In the shopping malls you can find every damn chain store and restaurant of indifferent quality you can think of. Chili's, Applebees, Chuckee Cheeses, McDonalds, Home Buffet, -- this is breeder territory, I have not seen a single restaurant for grown people who don't have kids in tow. The stores are your Targets and Lowe's and J.C. Penny's and Michaels and the list goes on an on and not one of them is a place you haven't visited time and time again. None is unique or interesting. For Christ's sake if you blindfolded someone and set them down in any one of these asphalt surrounded clusters of charmless stores and pulled off the blindfold they'd have no way of knowing what town they were in. There's no here here.
Welcome to Generica.
The people work, come home, spend their money in the chains which suck most of the money right back out from the community. Travis Air Force Base probably dumps a lot of money into the area. So the money comes from our tax dollars into the pockets of the locals here, who then spend it in the chains, and that money that doesn't go to minimum wage store employees promptly departs the community and heads to the store corporate headquarters. This is a business model that can never result in a city getting prosperous because there's no earthly reason why anyone would want to invest in the place unless they were looking for cheap housing and all the crappy stores you could want -- as long as you are willing to drive your car to them. The distances make walking quite impossible, and as I saw yesterday, cycling is no Swiss picnic.
We bought a house here for one of the kids and the grandchildren, a place he could afford which is out of the nasty part of Oakland that they had been living in. The house here has a bit of a back yard. Each child gets his and her own room.
It's a serious fixer-upper, been abandoned for a few years.

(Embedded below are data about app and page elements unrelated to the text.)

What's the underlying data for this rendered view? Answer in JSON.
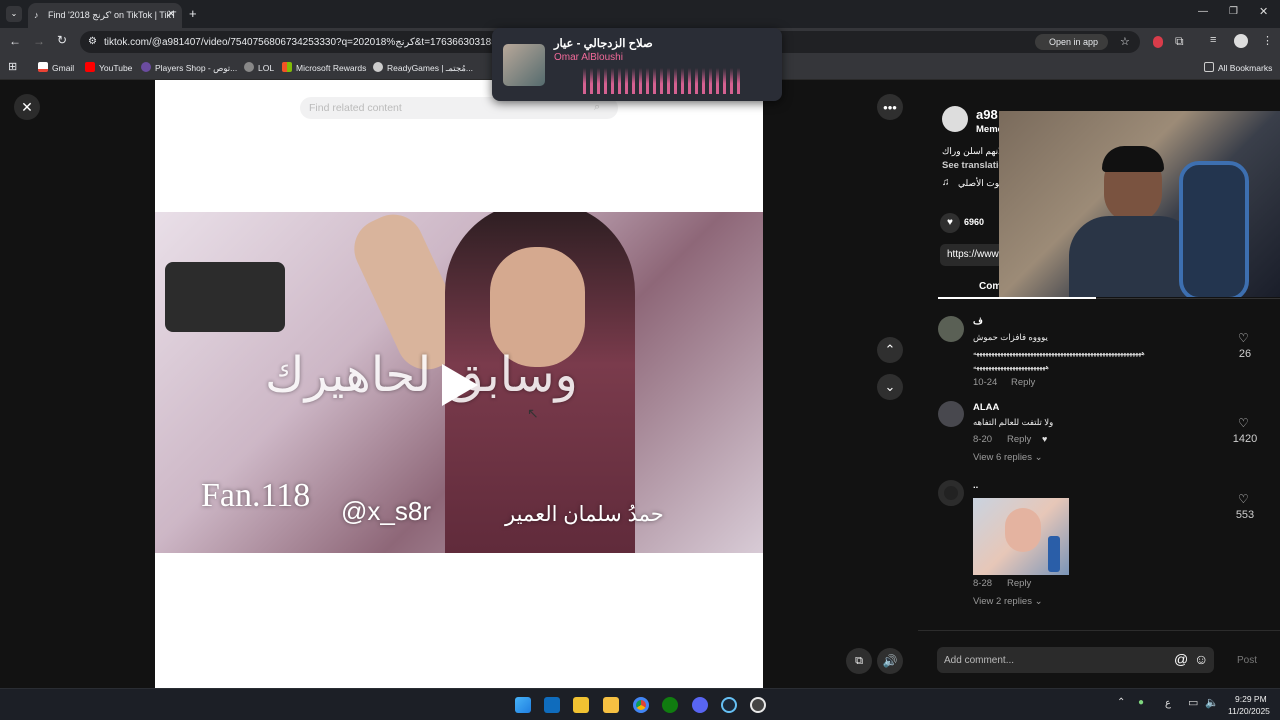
{
  "browser": {
    "tab_title": "Find '2018 كرنج' on TikTok | TikT",
    "url": "tiktok.com/@a981407/video/7540756806734253330?q=202018%كرنج&t=1763663031859",
    "open_in_app": "Open in app",
    "bookmarks": [
      "Gmail",
      "YouTube",
      "Players Shop - توص...",
      "LOL",
      "Microsoft Rewards",
      "ReadyGames | مُجتمـ...",
      "All Bookmarks"
    ]
  },
  "music_popup": {
    "title": "صلاح الزدجالي - عيار",
    "artist": "Omar AlBloushi"
  },
  "search": {
    "placeholder": "Find related content"
  },
  "video": {
    "overlay_main": "وسابق لحاهيرك",
    "watermark_left": "Fan.118",
    "watermark_handle": "@x_s8r",
    "watermark_right": "حمدُ سلمان العمير"
  },
  "author": {
    "name_partial": "a98",
    "subtitle_partial": "Meme",
    "desc_partial": "لانهم اسلن وراك",
    "see_translation": "See translation",
    "sound_partial": "صوت الأصلي",
    "likes": "6960",
    "link_partial": "https://www",
    "tab_comments": "Comments"
  },
  "comments": [
    {
      "name": "ف",
      "text": "يوووه فافزات حموش",
      "extra1": "ههههههههههههههههههههههههههههههههههههههههههههههههههههههههه",
      "extra2": "ههههههههههههههههههههههههه",
      "date": "10-24",
      "reply": "Reply",
      "likes": "26"
    },
    {
      "name": "ALAA",
      "text": "ولا تلتفت للعالم التفاهه",
      "date": "8-20",
      "reply": "Reply",
      "view_replies": "View 6 replies",
      "likes": "1420"
    },
    {
      "name": "..",
      "date": "8-28",
      "reply": "Reply",
      "view_replies": "View 2 replies",
      "likes": "553"
    }
  ],
  "comment_input": {
    "placeholder": "Add comment...",
    "post": "Post"
  },
  "taskbar": {
    "time": "9:29 PM",
    "date": "11/20/2025",
    "lang": "ع"
  }
}
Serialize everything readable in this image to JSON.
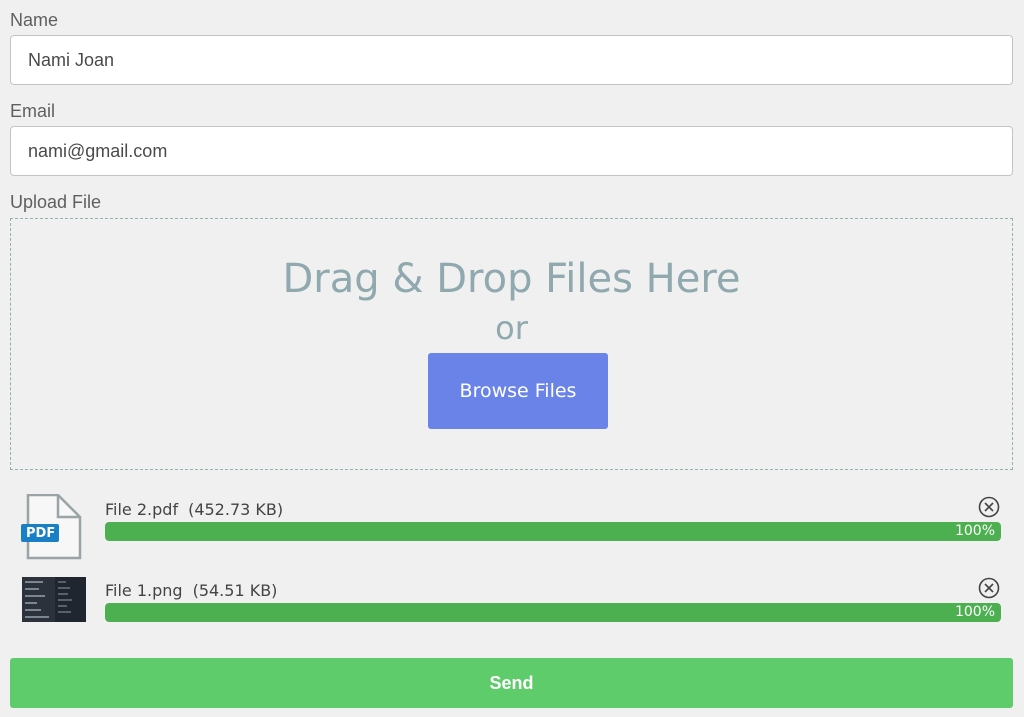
{
  "form": {
    "name_label": "Name",
    "name_value": "Nami Joan",
    "email_label": "Email",
    "email_value": "nami@gmail.com",
    "upload_label": "Upload File"
  },
  "dropzone": {
    "title": "Drag & Drop Files Here",
    "or": "or",
    "browse_label": "Browse Files"
  },
  "files": [
    {
      "name": "File 2.pdf",
      "size": "(452.73 KB)",
      "progress_text": "100%",
      "progress": 1.0,
      "type_badge": "PDF",
      "icon": "pdf-file-icon"
    },
    {
      "name": "File 1.png",
      "size": "(54.51 KB)",
      "progress_text": "100%",
      "progress": 1.0,
      "icon": "image-thumbnail"
    }
  ],
  "send_label": "Send",
  "colors": {
    "accent": "#6a83e8",
    "progress": "#4caf50",
    "send": "#5fcc6c",
    "dropzone_text": "#8fa9ae"
  }
}
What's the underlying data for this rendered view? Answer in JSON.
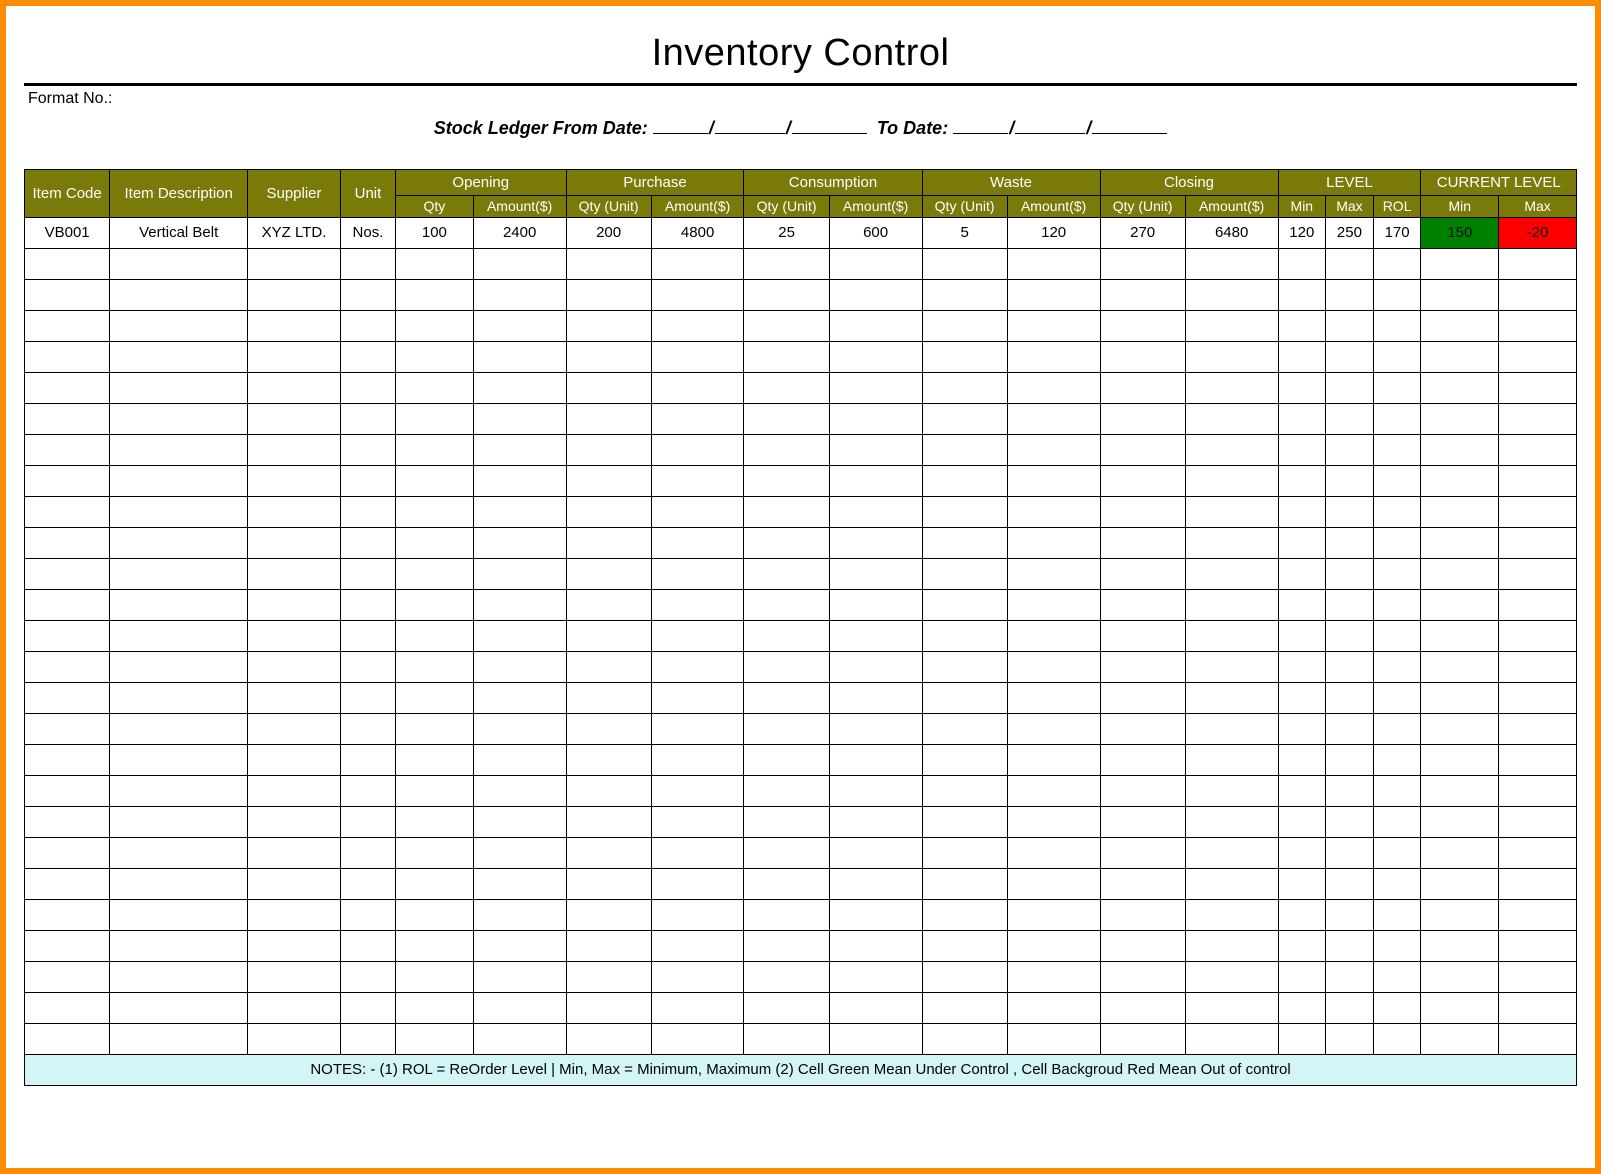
{
  "title": "Inventory Control",
  "format_label": "Format No.:",
  "daterange": {
    "prefix": "Stock Ledger From Date:",
    "to_label": "To Date:"
  },
  "headers": {
    "item_code": "Item Code",
    "item_desc": "Item Description",
    "supplier": "Supplier",
    "unit": "Unit",
    "groups": {
      "opening": "Opening",
      "purchase": "Purchase",
      "consumption": "Consumption",
      "waste": "Waste",
      "closing": "Closing",
      "level": "LEVEL",
      "current": "CURRENT LEVEL"
    },
    "sub": {
      "qty": "Qty",
      "amount": "Amount($)",
      "qty_unit": "Qty (Unit)",
      "min": "Min",
      "max": "Max",
      "rol": "ROL"
    }
  },
  "rows": [
    {
      "item_code": "VB001",
      "item_desc": "Vertical Belt",
      "supplier": "XYZ LTD.",
      "unit": "Nos.",
      "opening_qty": "100",
      "opening_amt": "2400",
      "purchase_qty": "200",
      "purchase_amt": "4800",
      "consumption_qty": "25",
      "consumption_amt": "600",
      "waste_qty": "5",
      "waste_amt": "120",
      "closing_qty": "270",
      "closing_amt": "6480",
      "level_min": "120",
      "level_max": "250",
      "level_rol": "170",
      "current_min": "150",
      "current_max": "-20"
    }
  ],
  "empty_row_count": 26,
  "notes": "NOTES: - (1) ROL = ReOrder Level | Min, Max = Minimum, Maximum     (2) Cell Green Mean Under Control , Cell Backgroud Red Mean Out of control",
  "colors": {
    "header_bg": "#7a7a0a",
    "frame_border": "#ff8c00",
    "green": "#008000",
    "red": "#ff0000",
    "notes_bg": "#d3f5f5"
  }
}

Yesterday morning I rode my bicycle to Home Depot to pick up some cabinet hardware, a round trip of about eleven miles. And I was reminded how much I dislike riding a bike in suburban sprawl in California. The cars speed up if they see you crossing the road ahead of them, the accommodations for cycling are rudimentary and clearly show that whoever designed them is unfamiliar with bike riding. It's a struggle to get anywhere safely.
Unlike the PNW, where cycling is more mainstream, the only other people I saw on bicycles were homeless guys or Hispanic men riding little BMX bikes. So around here, riding a bicycle sends the message that one is a marginalized person.
There is a former railroad right of way that cuts through the neighborhoods in a fairly straight direction from the house to the hardware store, and the city thoughtfully put a bike/walking path where the rails used to be. It did get me off the city streets for several miles, but no one really uses it: other than a two sleeping homeless guys and some Mexican men drinking beer, I was the only one using it for its intended purpose.
Anyway, we're working to make this house more liveable, as well as trying to make a habitable "granny flat" in the garage for Mrs Elliott and me to stay in when we visit. Other than the bike ride, I found no time for an oil painting I wanted to work on, the amount of work to be done is so overwhelming.
Visiting here reminded me how places like this are just not for me. I am thankful that I no longer live in suburban California, and live in a pretty place as Bend, which has a sense of community that these soulless places entirely lack. We're driving north today.
Thinking of making it a two-day drive, and stay at this funky little B and B in Dorris, then swing by Crater Lake on the way back home. Spring may arrive later in Central Oregon than it does here, but Bend doesn't crush my soul the way these places do.